Start of Block

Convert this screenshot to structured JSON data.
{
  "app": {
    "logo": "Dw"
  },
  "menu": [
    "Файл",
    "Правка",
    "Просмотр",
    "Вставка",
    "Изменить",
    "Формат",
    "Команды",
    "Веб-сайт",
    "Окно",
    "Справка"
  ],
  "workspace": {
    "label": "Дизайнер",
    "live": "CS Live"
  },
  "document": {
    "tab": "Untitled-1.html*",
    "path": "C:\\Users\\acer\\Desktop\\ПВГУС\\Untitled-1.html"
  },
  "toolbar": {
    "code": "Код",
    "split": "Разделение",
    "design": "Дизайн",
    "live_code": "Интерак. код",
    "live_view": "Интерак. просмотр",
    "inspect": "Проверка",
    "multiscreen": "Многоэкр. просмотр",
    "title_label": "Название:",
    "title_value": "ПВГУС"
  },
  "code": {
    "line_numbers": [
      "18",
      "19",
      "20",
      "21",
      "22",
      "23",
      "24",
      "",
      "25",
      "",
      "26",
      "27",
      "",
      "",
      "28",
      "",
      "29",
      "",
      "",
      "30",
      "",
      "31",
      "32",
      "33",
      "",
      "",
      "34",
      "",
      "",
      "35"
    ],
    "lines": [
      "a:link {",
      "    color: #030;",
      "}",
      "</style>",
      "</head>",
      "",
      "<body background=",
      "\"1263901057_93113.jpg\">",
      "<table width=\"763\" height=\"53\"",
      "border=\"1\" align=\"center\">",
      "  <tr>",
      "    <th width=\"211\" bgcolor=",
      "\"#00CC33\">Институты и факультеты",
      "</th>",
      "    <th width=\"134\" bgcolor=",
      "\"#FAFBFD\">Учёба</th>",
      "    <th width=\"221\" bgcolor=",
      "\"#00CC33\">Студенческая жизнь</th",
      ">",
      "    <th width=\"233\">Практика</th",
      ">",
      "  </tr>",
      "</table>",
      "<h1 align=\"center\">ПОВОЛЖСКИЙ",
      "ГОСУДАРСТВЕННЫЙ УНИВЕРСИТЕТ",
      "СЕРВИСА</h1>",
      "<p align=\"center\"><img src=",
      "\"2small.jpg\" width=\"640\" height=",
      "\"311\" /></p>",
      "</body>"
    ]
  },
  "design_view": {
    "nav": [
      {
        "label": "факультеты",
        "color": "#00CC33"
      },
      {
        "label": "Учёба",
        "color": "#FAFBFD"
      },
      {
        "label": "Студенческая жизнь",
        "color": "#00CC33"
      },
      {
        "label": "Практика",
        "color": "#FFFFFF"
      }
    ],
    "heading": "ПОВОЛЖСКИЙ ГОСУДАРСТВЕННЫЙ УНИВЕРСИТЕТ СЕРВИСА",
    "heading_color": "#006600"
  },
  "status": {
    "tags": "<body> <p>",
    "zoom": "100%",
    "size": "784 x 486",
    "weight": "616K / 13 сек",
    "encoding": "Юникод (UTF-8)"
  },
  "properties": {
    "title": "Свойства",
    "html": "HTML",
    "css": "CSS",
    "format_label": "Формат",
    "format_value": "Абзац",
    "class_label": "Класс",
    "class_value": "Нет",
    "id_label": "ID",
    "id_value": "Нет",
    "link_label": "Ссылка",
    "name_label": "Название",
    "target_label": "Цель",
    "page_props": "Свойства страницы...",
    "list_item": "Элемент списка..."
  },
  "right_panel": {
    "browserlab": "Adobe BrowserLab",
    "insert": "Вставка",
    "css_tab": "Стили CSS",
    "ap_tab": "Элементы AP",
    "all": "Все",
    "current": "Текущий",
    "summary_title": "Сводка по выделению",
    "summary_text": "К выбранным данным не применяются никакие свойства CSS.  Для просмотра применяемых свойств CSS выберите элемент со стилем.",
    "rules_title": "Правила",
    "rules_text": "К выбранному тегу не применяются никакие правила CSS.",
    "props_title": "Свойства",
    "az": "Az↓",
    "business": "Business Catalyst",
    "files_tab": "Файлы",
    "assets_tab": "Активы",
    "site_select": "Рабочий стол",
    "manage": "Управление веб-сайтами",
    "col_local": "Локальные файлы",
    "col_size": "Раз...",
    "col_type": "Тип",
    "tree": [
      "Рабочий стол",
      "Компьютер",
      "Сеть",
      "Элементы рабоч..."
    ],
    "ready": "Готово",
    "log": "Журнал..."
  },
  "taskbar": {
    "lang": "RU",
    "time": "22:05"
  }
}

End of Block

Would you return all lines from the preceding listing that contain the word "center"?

      "border=\"1\" align=\"center\">",
      "<h1 align=\"center\">ПОВОЛЖСКИЙ",
      "<p align=\"center\"><img src=",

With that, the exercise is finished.